Yes this was the fabled path that leads over the top of Spitlers Edge and Redmond’s Edge to the base of Great Hill. Nowhere from the road was this visible but given its’ snake-like twisting and the length of the thing I had expected to have seen it from down below. The stone circle now revealed its’ true self also – a very old looking drystone wall in desparate need of repair! On the bright side it made a good place to sit and have our lunch – at least it did for Chris! Every segment that I sat on began to move beneath me! A couple that were on an hike informed me that the hill to the right that I was pointing to was Great Hill and suggested that perhaps someone could get me a GPS device for my birthday (apparently map-reading is not one of my strengths)!
We spent some time eating and taking on board refreshments and made the joint decision to take the path up to Great Hill, having picked up so much mud en route it seemed pointless to turn back – so we marched on at some pace. Within twenty minutes we were at the stile at the base of Great Hill.
The going was such a delight after all of that mud and peat that it took no more than a couple of minutes to get to the cruciform shelter at the very summit of the hill. The finger-post had left absolutely no doubt where we were heading. The views from the summit were somewhat muted as the weather on this day (Sunday 6th March) was sunny but hazy, we knew where the Lake District, Forest of Bowland, Yorkshire Dales and the Pennines all were – but there was no definition to what we could see. The view of Winter Hill, Spitlers Edge and Redmond’s Edge however was to me fantastic, a defining moment, a scene that I hope I will always be able to recall.

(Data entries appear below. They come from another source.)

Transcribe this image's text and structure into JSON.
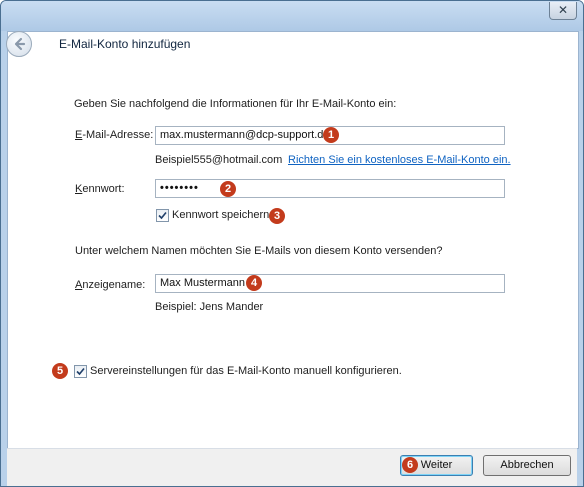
{
  "window": {
    "title": "E-Mail-Konto hinzufügen",
    "close_glyph": "✕"
  },
  "form": {
    "intro": "Geben Sie nachfolgend die Informationen für Ihr E-Mail-Konto ein:",
    "email_label": "E-Mail-Adresse:",
    "email_value": "max.mustermann@dcp-support.de",
    "email_hint": "Beispiel555@hotmail.com",
    "email_link": "Richten Sie ein kostenloses E-Mail-Konto ein.",
    "password_label": "Kennwort:",
    "password_value": "••••••••",
    "save_password_label": "Kennwort speichern",
    "sender_question": "Unter welchem Namen möchten Sie E-Mails von diesem Konto versenden?",
    "display_name_label": "Anzeigename:",
    "display_name_value": "Max Mustermann",
    "display_name_hint": "Beispiel: Jens Mander",
    "manual_config_label": "Servereinstellungen für das E-Mail-Konto manuell konfigurieren."
  },
  "badges": [
    "1",
    "2",
    "3",
    "4",
    "5",
    "6"
  ],
  "footer": {
    "next_label": "Weiter",
    "cancel_label": "Abbrechen"
  },
  "icons": {
    "back": "back-arrow-icon",
    "checkmark": "checkmark-icon"
  },
  "colors": {
    "badge": "#c33b1c",
    "link": "#0f63c2",
    "frame": "#b9d1ea"
  }
}
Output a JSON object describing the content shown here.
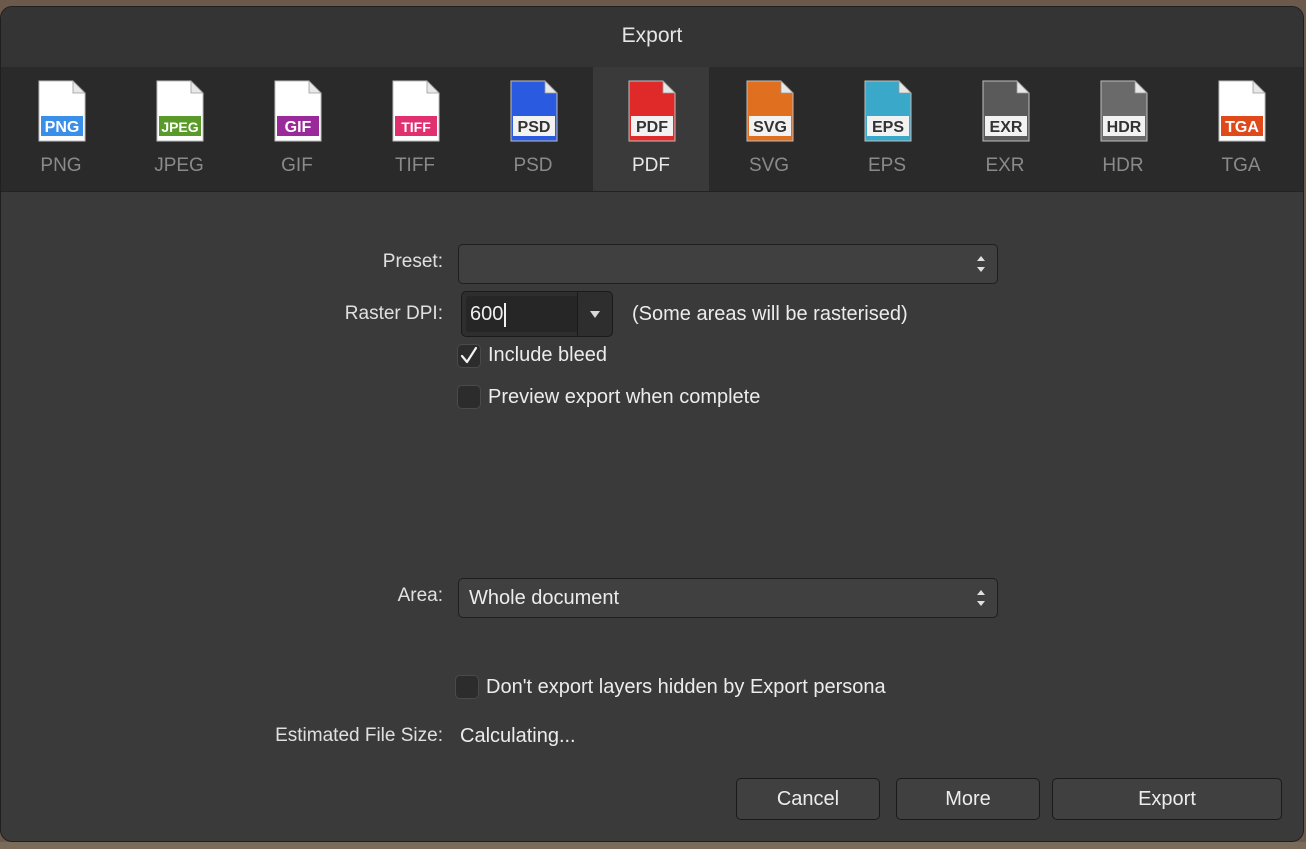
{
  "dialog": {
    "title": "Export"
  },
  "formats": [
    {
      "label": "PNG",
      "badge": "PNG",
      "color": "#3a8fe8",
      "active": false
    },
    {
      "label": "JPEG",
      "badge": "JPEG",
      "color": "#5a9a2a",
      "active": false
    },
    {
      "label": "GIF",
      "badge": "GIF",
      "color": "#9a2a9a",
      "active": false
    },
    {
      "label": "TIFF",
      "badge": "TIFF",
      "color": "#e03070",
      "active": false
    },
    {
      "label": "PSD",
      "badge": "PSD",
      "color": "#2a5ae0",
      "active": false
    },
    {
      "label": "PDF",
      "badge": "PDF",
      "color": "#e02a2a",
      "active": true
    },
    {
      "label": "SVG",
      "badge": "SVG",
      "color": "#e07020",
      "active": false
    },
    {
      "label": "EPS",
      "badge": "EPS",
      "color": "#3aa8c8",
      "active": false
    },
    {
      "label": "EXR",
      "badge": "EXR",
      "color": "#5a5a5a",
      "active": false
    },
    {
      "label": "HDR",
      "badge": "HDR",
      "color": "#6a6a6a",
      "active": false
    },
    {
      "label": "TGA",
      "badge": "TGA",
      "color": "#e04a1a",
      "active": false
    }
  ],
  "preset": {
    "label": "Preset:",
    "value": ""
  },
  "raster_dpi": {
    "label": "Raster DPI:",
    "value": "600",
    "note": "(Some areas will be rasterised)"
  },
  "include_bleed": {
    "label": "Include bleed",
    "checked": true
  },
  "preview_export": {
    "label": "Preview export when complete",
    "checked": false
  },
  "area": {
    "label": "Area:",
    "value": "Whole document"
  },
  "hidden_layers": {
    "label": "Don't export layers hidden by Export persona",
    "checked": false
  },
  "file_size": {
    "label": "Estimated File Size:",
    "value": "Calculating..."
  },
  "buttons": {
    "cancel": "Cancel",
    "more": "More",
    "export": "Export"
  }
}
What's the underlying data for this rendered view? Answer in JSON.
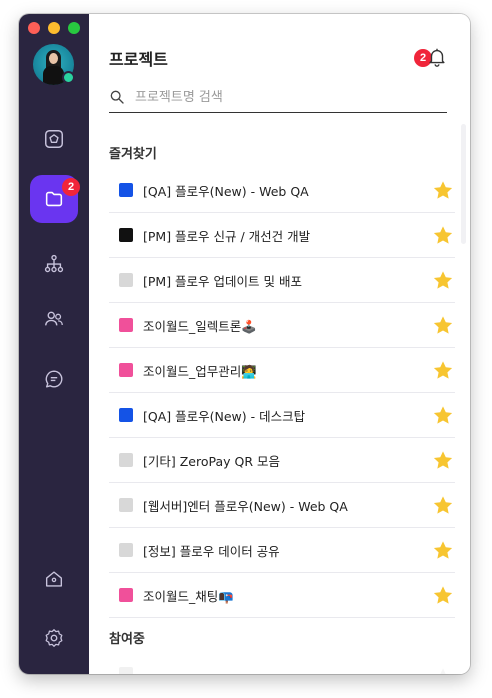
{
  "app": {
    "notifications_count": "2",
    "projects_badge": "2"
  },
  "sidebar": {
    "items": [
      {
        "name": "home-pentagon",
        "icon": "pentagon-icon"
      },
      {
        "name": "projects",
        "icon": "folder-icon",
        "active": true
      },
      {
        "name": "org-chart",
        "icon": "hierarchy-icon"
      },
      {
        "name": "people",
        "icon": "people-icon"
      },
      {
        "name": "chat",
        "icon": "chat-icon"
      }
    ],
    "bottom": [
      {
        "name": "house",
        "icon": "house-icon"
      },
      {
        "name": "settings",
        "icon": "gear-icon"
      }
    ],
    "accent": "#6a35f0",
    "background": "#2a2540"
  },
  "main": {
    "title": "프로젝트",
    "search": {
      "placeholder": "프로젝트명 검색",
      "value": ""
    },
    "favorites_title": "즐겨찾기",
    "participating_title": "참여중",
    "favorites": [
      {
        "label": "[QA] 플로우(New) - Web QA",
        "color": "#1453e6"
      },
      {
        "label": "[PM] 플로우 신규 / 개선건 개발",
        "color": "#111111"
      },
      {
        "label": "[PM] 플로우 업데이트 및 배포",
        "color": "#d8d8d8"
      },
      {
        "label": "조이월드_일렉트론🕹️",
        "color": "#f0509a"
      },
      {
        "label": "조이월드_업무관리🧑‍💻",
        "color": "#f0509a"
      },
      {
        "label": "[QA] 플로우(New) - 데스크탑",
        "color": "#1453e6"
      },
      {
        "label": "[기타] ZeroPay QR 모음",
        "color": "#d8d8d8"
      },
      {
        "label": "[웹서버]엔터 플로우(New) - Web QA",
        "color": "#d8d8d8"
      },
      {
        "label": "[정보] 플로우 데이터 공유",
        "color": "#d8d8d8"
      },
      {
        "label": "조이월드_채팅📭",
        "color": "#f0509a"
      }
    ],
    "star_color": "#f7c531"
  }
}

We took the broad, sometimes a tad sketchy, path down off the hill and headed eastwards towards the A675 that was visible atop Great Hill and from just about most angles thereafter. To say that the path up was difficult is an over-statement compared to the downhill path to the A675. There were many fordings of streams of filthy water and micro-bogs I slipped on some mud that was cleverly hidden under some bone-dry grass and by the time we hit the road my legs felt like they had done some kind of obstacle course – which they had! The walk back up the roadside was thankfully uneventful although how many bikers going past well in advance of the speed limit made me jump I couldn’t say.
In summing up we had a great walk up Great Hill even if the going was a bit rough. I’d certainly do it again – just not straight after rain. I will be incorporating this walk into a much larger one that will include Winter Hill and Rivington Pike. Hopefully in won’t be too long before I next see in person this view that meant so much to me: